Element data from apps and pages:
■ ■ ■
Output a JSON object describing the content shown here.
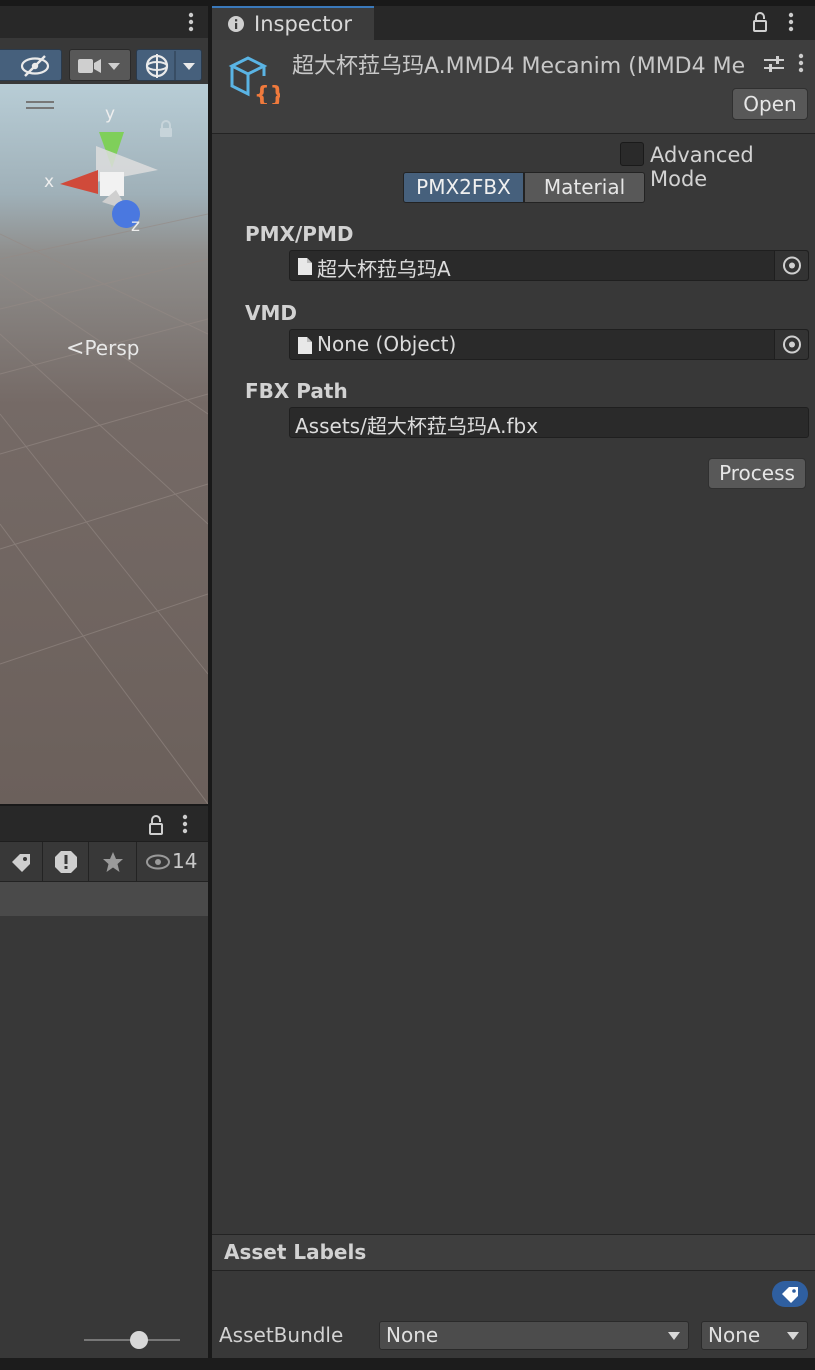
{
  "scene": {
    "persp_label": "Persp",
    "axis_x": "x",
    "axis_y": "y",
    "axis_z": "z"
  },
  "project": {
    "visible_count": "14"
  },
  "inspector": {
    "tab_label": "Inspector",
    "asset_title": "超大杯菈乌玛A.MMD4 Mecanim (MMD4 Me",
    "open_label": "Open",
    "advanced_mode_label": "Advanced Mode",
    "advanced_mode_checked": false,
    "tabs": [
      {
        "label": "PMX2FBX",
        "active": true
      },
      {
        "label": "Material",
        "active": false
      }
    ],
    "pmx_label": "PMX/PMD",
    "pmx_value": "超大杯菈乌玛A",
    "vmd_label": "VMD",
    "vmd_value": "None (Object)",
    "fbx_label": "FBX Path",
    "fbx_value": "Assets/超大杯菈乌玛A.fbx",
    "process_label": "Process"
  },
  "asset_labels": {
    "title": "Asset Labels",
    "bundle_label": "AssetBundle",
    "bundle_name": "None",
    "bundle_variant": "None"
  },
  "colors": {
    "accent": "#3a79bb",
    "active_tab": "#46607c",
    "panel_bg": "#383838"
  }
}
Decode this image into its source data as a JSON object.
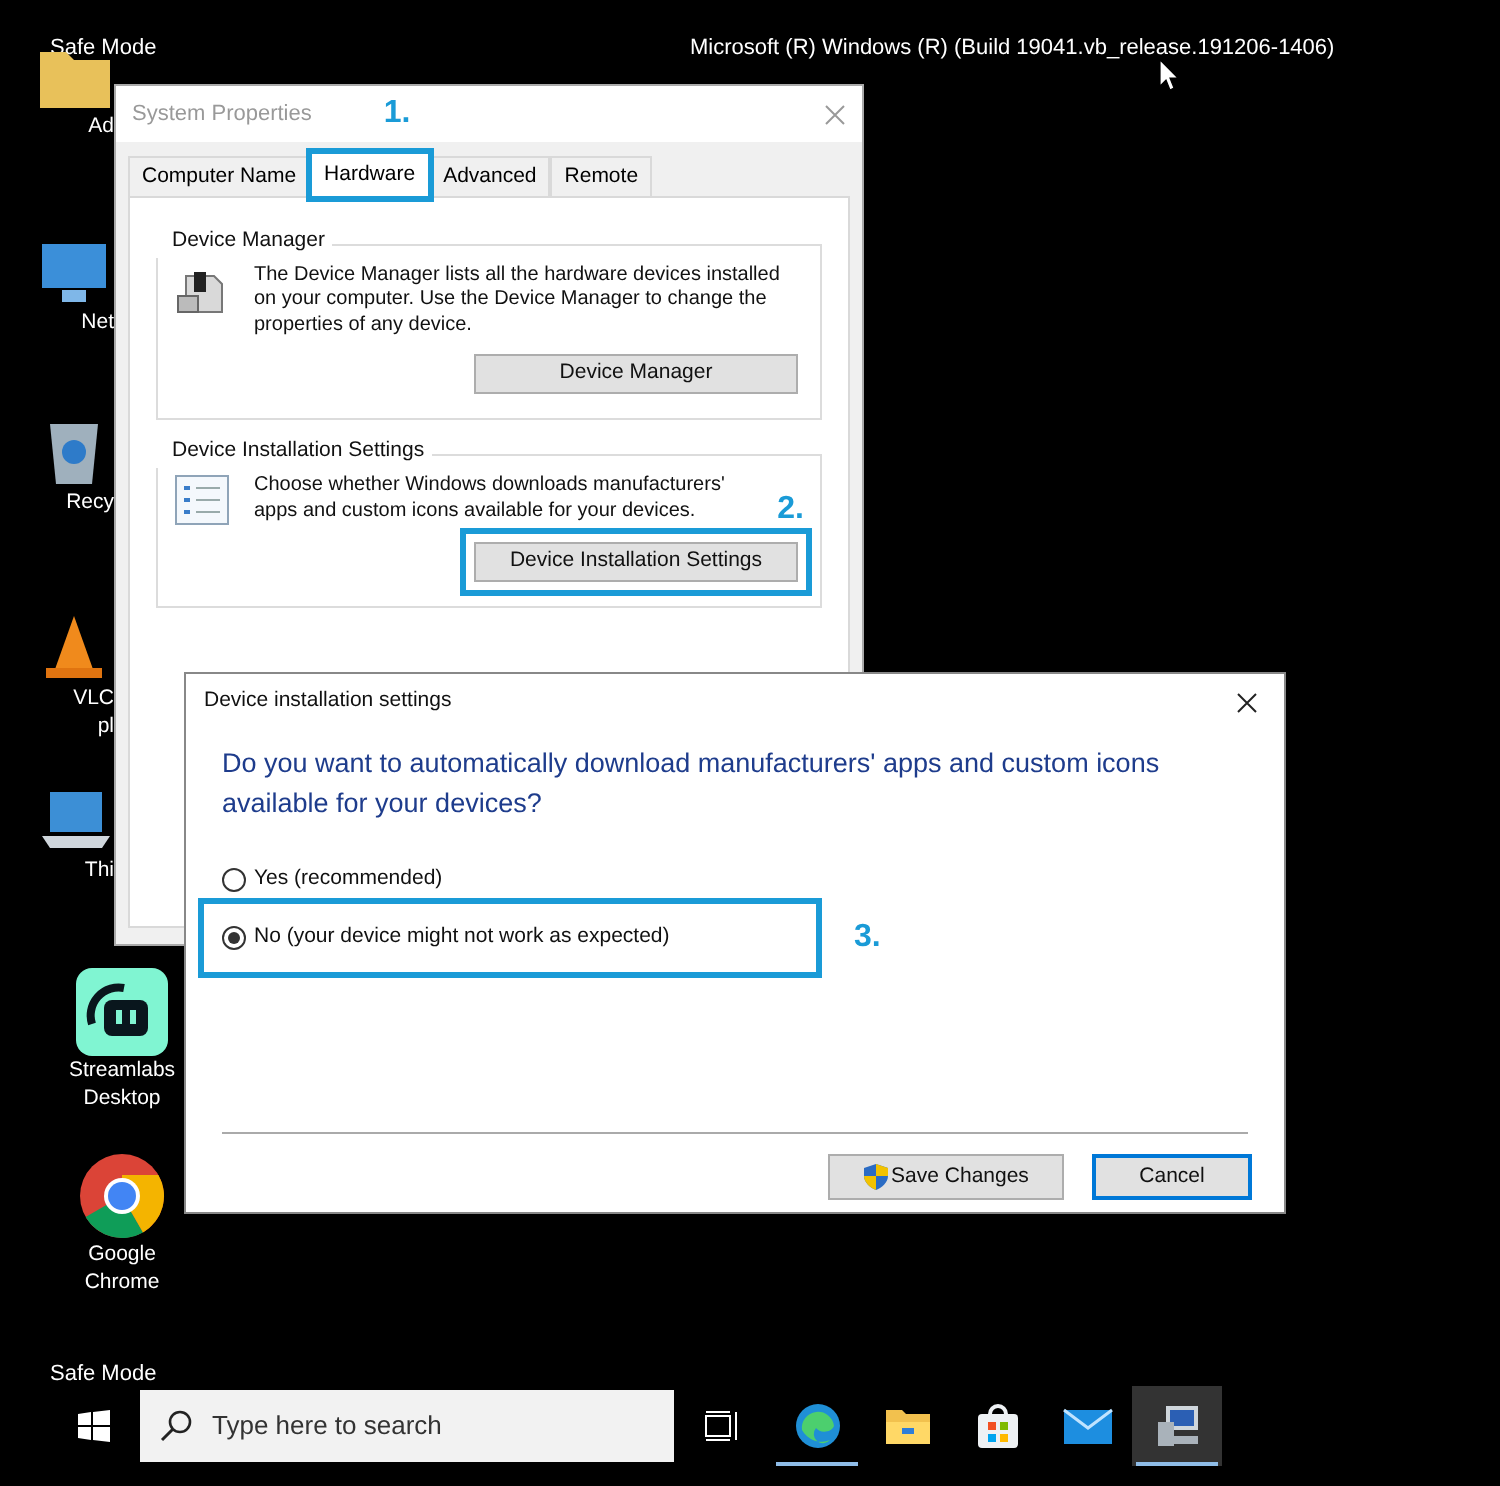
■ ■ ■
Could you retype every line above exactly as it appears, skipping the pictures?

## EXERCISE RESULT
Output a JSON object describing the content shown here.
{
  "scene": {
    "persp_label": "Persp",
    "axis_x": "x",
    "axis_y": "y",
    "axis_z": "z"
  },
  "project": {
    "visible_count": "14"
  },
  "inspector": {
    "tab_label": "Inspector",
    "asset_title": "超大杯菈乌玛A.MMD4 Mecanim (MMD4 Me",
    "open_label": "Open",
    "advanced_mode_label": "Advanced Mode",
    "advanced_mode_checked": false,
    "tabs": [
      {
        "label": "PMX2FBX",
        "active": true
      },
      {
        "label": "Material",
        "active": false
      }
    ],
    "pmx_label": "PMX/PMD",
    "pmx_value": "超大杯菈乌玛A",
    "vmd_label": "VMD",
    "vmd_value": "None (Object)",
    "fbx_label": "FBX Path",
    "fbx_value": "Assets/超大杯菈乌玛A.fbx",
    "process_label": "Process"
  },
  "asset_labels": {
    "title": "Asset Labels",
    "bundle_label": "AssetBundle",
    "bundle_name": "None",
    "bundle_variant": "None"
  },
  "colors": {
    "accent": "#3a79bb",
    "active_tab": "#46607c",
    "panel_bg": "#383838"
  }
}
Decode this image into its source data as a JSON object.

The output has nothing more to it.